Another fast-food strike came and went Thursday, led by groups such as the Service Employees International Union, Fast Food Forward and Fight For 15, all for the goal of more than doubling the federal minimum wage from $7.25 an hour to a whopping $15 an hour.
It’s astonishing to witness such an economically destructive movement at a time of persistent joblessness. The statewide rate remains the highest in the nation, at 9.3 percent. In the Las Vegas area, it’s 9.4 percent. Worse still, the statewide jobless rate for those ages 16-24 stood at 17 percent at the end of October. Nationally, the 16-24 unemployment rate has hovered around 16 percent.
That 16-24 segment constitutes much of the fast-food workforce. The reason? These are entry-level, low-skill jobs. These jobs were never supposed to provide a so-called “living wage.” As reported by Reason.com’s Nick Gillespie, less than 3 percent of all workers take home $7.25 or less an hour, and half of those who do are 24 years old or younger. Furthermore, in Mr. Gillespie’s report at The Daily Beast website, he notes that 77 percent of minimum wage earners belong to households that are above the poverty line — showing they are the second or even the third earner in those households.
Labor is a commodity, and as such it is subject to the pressures of supply and demand. Right now, as the unemployment, underemployment and labor force participation rates clearly show, there is an oversupply of workers.
Proponents of a massive minimum wage increase believe it will raise living standards. But that vision doesn’t take into account that in most cases, these workers don’t have the skills to justify a $15-an-hour wage. For fast food, in particular, employers will have a new incentive to automate and eliminate jobs. Making $0 per hour is surely not a “living wage.”
“If you’re reading this on the job, take a look around and ask yourself if your workplace could soak up twice its labor costs without seriously trimming the number of employees,” Mr. Gillespie wrote. “While you’re at it, ask yourself if you’re worth twice your current salary.”

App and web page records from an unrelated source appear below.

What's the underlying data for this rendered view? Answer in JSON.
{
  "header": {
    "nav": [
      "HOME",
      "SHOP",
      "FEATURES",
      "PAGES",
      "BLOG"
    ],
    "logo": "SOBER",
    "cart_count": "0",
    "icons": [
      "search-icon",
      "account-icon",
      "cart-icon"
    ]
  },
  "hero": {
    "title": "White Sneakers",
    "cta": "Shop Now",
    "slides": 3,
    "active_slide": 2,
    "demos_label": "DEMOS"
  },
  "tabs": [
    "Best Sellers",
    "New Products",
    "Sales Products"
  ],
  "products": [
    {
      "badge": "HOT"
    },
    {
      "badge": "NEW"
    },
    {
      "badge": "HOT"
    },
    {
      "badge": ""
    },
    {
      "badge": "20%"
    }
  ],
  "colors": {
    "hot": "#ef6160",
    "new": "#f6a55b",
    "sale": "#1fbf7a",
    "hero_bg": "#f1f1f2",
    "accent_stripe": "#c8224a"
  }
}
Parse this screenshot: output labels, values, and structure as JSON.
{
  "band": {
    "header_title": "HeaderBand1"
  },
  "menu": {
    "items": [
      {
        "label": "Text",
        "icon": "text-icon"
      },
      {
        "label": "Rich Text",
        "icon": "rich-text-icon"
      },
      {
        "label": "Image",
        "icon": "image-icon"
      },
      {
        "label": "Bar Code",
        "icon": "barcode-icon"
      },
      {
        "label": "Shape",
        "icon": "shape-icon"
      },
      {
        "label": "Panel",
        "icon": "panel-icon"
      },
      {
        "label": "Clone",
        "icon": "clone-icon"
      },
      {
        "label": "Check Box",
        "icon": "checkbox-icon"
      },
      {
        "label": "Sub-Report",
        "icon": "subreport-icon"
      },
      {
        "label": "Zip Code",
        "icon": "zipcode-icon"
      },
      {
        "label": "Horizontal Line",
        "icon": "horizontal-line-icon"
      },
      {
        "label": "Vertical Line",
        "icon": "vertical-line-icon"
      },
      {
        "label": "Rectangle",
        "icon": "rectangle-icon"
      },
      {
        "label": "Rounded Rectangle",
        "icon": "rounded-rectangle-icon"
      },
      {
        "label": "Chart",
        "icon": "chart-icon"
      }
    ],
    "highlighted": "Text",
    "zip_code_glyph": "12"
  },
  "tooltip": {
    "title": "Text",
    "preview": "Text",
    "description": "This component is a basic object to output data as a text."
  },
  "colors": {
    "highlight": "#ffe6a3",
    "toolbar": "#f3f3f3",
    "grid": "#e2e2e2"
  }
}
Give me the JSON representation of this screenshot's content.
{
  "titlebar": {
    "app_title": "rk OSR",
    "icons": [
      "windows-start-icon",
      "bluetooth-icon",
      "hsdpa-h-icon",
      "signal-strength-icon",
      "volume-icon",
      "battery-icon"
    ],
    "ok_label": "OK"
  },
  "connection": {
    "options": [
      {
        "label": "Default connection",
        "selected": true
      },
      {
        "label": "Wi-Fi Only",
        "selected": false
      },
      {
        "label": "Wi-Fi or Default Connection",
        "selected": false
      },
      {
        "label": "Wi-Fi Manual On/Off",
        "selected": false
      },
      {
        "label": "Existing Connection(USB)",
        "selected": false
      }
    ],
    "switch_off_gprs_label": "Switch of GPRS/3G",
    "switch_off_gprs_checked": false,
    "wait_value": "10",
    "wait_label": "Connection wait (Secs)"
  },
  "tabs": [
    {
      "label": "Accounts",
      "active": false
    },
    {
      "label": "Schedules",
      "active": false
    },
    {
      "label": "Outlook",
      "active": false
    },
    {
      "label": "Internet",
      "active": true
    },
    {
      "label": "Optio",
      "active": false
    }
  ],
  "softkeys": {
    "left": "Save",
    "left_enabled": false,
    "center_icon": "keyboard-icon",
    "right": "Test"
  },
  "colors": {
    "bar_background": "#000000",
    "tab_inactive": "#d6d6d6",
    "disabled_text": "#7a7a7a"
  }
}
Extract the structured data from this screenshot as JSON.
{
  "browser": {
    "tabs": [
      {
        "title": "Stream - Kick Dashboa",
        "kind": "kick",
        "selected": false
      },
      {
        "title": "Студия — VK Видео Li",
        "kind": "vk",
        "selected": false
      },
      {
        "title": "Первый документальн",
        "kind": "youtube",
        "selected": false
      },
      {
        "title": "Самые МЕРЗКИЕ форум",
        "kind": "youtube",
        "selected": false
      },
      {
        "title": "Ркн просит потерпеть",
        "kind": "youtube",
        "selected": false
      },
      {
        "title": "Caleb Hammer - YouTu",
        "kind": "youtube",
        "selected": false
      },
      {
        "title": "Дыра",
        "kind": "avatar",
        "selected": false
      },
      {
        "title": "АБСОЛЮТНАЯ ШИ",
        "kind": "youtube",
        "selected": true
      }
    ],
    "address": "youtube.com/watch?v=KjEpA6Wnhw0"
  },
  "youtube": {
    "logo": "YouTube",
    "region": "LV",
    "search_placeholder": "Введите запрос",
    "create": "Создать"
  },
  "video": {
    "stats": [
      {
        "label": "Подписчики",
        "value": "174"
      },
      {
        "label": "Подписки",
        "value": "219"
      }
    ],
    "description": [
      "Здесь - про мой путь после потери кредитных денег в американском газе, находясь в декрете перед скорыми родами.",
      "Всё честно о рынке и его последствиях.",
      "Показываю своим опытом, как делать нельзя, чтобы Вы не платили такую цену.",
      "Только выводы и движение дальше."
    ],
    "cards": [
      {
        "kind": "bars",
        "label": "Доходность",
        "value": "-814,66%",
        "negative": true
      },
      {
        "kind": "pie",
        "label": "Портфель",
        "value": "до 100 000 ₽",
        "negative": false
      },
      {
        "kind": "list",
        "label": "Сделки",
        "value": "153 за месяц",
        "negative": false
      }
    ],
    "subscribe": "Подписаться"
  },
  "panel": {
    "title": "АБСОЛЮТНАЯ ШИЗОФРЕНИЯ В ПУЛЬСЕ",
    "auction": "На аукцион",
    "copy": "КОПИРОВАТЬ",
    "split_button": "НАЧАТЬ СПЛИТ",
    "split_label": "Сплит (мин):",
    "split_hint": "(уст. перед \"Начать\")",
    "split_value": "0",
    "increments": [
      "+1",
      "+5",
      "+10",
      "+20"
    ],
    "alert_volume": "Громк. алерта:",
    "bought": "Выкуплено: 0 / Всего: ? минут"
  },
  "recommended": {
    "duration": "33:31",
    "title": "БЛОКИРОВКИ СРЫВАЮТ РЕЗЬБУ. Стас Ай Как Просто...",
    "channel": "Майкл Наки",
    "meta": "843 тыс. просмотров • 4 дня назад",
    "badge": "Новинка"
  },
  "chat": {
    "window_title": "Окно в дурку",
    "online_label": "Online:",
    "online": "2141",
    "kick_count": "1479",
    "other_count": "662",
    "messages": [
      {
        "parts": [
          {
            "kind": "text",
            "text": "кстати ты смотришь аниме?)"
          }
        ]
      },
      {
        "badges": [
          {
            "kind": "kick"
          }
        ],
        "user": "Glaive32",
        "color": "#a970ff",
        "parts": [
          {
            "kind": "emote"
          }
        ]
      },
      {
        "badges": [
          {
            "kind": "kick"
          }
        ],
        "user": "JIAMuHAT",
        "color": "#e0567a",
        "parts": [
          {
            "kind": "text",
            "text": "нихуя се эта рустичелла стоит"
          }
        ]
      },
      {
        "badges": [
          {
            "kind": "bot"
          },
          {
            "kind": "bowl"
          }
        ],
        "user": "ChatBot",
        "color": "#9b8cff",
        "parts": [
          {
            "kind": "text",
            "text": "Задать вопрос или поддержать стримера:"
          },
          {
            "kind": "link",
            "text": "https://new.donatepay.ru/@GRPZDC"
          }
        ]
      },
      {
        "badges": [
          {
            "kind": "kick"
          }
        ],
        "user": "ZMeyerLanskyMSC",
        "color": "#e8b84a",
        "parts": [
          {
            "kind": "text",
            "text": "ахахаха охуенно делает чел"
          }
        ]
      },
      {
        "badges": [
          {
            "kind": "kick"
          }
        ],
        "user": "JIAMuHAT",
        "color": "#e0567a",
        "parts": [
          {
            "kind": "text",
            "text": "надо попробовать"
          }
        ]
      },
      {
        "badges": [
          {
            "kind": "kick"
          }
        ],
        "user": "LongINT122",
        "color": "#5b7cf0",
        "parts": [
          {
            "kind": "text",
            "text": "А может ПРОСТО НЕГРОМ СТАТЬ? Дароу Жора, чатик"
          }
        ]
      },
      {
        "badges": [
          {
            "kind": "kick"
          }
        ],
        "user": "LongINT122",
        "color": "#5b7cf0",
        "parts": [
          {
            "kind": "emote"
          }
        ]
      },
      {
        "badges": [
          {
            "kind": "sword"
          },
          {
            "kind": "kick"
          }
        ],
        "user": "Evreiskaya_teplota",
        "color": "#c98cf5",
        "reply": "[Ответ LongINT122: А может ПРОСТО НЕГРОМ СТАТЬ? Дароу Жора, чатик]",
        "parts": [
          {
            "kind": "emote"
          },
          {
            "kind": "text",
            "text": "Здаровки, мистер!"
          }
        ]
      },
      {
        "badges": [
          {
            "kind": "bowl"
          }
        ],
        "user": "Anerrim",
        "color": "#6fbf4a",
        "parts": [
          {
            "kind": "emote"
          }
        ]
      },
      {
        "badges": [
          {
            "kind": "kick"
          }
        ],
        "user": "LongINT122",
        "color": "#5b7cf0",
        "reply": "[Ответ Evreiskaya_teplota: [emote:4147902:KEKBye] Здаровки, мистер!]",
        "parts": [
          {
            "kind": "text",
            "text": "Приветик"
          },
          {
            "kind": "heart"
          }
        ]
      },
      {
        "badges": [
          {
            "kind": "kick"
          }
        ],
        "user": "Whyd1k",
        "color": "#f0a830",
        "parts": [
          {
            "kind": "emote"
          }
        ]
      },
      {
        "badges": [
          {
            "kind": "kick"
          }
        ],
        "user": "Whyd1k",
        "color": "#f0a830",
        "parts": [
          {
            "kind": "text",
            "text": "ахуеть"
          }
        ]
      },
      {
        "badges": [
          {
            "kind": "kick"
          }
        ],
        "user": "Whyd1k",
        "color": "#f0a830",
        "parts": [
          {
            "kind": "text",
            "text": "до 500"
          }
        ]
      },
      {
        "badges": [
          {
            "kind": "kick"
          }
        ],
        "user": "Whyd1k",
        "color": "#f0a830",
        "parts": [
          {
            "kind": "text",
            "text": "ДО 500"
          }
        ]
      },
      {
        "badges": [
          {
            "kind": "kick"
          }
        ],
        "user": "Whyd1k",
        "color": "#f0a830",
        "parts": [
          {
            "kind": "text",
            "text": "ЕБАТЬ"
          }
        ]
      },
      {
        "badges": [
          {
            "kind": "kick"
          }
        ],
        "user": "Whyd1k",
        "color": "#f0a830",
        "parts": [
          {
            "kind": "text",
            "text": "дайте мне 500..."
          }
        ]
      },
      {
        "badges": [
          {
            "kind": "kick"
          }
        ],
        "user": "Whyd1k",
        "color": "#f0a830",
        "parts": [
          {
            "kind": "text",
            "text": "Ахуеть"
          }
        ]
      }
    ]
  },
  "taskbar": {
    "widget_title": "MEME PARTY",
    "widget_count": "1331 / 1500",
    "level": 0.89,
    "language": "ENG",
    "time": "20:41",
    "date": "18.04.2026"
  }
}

The idea that every job should support a middle-class living flies in the face of economic reality. And that reality will get much harsher here and nationwide if a significant minimum wage hike ever gains approval.